(Entries from a dataset of interfaces)
-------------------------

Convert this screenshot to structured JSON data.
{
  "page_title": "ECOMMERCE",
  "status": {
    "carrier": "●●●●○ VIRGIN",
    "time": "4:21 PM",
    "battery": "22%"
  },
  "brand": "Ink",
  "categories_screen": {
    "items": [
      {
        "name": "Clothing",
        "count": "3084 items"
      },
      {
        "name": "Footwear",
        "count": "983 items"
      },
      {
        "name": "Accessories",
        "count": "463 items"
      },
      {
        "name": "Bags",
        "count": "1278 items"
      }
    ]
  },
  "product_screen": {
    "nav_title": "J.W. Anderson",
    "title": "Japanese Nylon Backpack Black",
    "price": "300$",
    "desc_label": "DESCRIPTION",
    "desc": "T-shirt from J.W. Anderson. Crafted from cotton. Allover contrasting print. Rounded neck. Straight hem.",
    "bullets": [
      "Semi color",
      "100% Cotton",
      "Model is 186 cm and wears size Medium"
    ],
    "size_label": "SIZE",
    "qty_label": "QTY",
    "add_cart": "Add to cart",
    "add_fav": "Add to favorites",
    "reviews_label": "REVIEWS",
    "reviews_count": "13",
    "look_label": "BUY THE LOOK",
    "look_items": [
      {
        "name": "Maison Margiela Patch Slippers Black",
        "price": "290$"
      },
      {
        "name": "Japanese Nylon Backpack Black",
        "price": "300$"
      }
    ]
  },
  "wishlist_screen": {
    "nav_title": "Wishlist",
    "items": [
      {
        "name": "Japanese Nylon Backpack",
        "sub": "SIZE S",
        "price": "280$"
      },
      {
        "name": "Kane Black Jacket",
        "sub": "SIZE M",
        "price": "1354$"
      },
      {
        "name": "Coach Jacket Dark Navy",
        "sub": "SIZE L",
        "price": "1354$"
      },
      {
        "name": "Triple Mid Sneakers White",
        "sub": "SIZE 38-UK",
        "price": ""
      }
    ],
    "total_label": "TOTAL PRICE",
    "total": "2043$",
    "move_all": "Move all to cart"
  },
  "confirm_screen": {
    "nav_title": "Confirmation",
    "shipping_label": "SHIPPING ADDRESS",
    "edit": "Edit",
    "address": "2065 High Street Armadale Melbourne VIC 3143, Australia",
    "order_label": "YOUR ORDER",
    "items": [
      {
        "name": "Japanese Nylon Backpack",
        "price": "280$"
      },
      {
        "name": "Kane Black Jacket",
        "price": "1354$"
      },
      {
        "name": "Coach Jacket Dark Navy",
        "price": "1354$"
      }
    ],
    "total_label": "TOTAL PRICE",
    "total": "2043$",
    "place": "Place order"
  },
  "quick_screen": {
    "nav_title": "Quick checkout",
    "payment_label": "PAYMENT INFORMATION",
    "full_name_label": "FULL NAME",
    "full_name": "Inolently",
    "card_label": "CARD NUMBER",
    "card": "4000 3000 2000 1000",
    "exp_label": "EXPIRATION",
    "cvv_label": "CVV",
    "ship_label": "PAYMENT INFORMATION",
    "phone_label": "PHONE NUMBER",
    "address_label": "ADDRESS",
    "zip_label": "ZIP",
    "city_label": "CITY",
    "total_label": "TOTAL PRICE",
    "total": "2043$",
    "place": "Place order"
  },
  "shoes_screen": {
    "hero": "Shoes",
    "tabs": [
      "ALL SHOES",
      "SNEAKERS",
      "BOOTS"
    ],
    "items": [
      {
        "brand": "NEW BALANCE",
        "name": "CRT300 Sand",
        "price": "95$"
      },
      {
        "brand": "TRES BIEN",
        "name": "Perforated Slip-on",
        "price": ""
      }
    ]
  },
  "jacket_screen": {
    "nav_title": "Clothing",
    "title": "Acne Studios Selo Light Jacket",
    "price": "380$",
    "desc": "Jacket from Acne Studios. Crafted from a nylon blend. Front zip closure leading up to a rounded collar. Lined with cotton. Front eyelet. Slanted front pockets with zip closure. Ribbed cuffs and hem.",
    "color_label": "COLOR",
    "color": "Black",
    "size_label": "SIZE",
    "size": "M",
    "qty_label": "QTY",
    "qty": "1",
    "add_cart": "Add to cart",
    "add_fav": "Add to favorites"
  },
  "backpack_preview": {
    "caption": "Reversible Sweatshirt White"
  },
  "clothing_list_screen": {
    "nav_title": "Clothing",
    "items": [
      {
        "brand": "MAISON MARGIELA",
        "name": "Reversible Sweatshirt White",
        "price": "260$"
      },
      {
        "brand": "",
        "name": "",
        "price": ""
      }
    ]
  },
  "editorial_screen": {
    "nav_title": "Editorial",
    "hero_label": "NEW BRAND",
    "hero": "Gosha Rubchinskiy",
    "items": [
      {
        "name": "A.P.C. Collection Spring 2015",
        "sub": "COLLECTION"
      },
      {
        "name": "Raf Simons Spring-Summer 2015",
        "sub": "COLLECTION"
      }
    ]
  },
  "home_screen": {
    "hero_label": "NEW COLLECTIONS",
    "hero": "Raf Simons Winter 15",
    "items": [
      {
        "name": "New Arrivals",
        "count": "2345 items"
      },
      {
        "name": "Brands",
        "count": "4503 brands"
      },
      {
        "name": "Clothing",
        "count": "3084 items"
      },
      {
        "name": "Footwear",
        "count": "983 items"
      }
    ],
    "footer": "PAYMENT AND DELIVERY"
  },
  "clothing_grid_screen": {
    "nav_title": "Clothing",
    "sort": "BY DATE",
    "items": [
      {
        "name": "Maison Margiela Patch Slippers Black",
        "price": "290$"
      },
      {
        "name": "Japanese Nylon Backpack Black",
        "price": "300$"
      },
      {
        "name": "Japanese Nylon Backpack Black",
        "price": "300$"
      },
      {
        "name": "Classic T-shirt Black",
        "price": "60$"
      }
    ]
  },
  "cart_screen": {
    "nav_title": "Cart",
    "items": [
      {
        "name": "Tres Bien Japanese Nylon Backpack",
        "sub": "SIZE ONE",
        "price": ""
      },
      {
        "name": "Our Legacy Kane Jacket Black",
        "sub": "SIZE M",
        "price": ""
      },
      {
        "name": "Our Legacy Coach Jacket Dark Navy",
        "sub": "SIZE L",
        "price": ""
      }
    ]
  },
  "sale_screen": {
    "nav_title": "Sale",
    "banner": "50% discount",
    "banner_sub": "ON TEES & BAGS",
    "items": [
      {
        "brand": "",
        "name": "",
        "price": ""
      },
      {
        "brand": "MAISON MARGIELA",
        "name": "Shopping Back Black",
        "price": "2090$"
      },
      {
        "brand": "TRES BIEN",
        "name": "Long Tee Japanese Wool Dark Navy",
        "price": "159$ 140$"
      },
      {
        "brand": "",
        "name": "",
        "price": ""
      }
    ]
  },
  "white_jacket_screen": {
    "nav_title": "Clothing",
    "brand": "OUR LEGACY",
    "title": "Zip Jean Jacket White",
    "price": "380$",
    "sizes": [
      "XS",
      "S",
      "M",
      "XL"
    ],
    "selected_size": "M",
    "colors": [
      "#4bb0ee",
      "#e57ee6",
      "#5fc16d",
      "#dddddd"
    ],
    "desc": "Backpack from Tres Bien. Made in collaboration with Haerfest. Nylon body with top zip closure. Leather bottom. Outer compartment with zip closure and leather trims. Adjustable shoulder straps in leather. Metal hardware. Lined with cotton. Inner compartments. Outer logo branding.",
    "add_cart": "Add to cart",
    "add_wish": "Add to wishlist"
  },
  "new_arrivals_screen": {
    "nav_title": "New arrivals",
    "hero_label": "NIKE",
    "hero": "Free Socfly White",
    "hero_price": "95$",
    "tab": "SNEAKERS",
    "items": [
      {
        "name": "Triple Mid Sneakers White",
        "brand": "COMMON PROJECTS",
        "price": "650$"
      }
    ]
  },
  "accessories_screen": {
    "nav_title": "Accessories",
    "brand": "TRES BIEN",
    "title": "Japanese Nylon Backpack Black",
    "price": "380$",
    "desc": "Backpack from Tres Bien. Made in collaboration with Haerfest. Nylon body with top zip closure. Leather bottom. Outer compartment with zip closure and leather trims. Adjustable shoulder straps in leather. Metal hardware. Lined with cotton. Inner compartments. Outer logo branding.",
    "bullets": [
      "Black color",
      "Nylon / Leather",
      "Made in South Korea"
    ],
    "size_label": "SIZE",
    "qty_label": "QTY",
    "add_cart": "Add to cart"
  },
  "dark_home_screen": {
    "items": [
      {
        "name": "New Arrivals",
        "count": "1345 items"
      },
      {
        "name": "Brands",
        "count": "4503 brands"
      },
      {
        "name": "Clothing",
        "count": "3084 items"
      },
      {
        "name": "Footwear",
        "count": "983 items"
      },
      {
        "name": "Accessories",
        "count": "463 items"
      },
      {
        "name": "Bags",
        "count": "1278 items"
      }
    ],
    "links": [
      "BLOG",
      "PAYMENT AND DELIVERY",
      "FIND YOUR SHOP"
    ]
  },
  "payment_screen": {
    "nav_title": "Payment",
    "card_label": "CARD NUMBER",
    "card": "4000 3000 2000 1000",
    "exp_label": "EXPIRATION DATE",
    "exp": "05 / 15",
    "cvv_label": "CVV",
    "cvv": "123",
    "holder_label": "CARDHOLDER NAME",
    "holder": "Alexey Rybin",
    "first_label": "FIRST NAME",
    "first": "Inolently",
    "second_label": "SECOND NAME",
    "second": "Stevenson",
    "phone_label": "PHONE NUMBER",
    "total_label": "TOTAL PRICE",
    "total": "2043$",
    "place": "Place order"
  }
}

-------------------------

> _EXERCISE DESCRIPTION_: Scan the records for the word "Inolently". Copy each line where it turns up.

> _FINISHED TASK_:
    "full_name": "Inolently",
    "first": "Inolently",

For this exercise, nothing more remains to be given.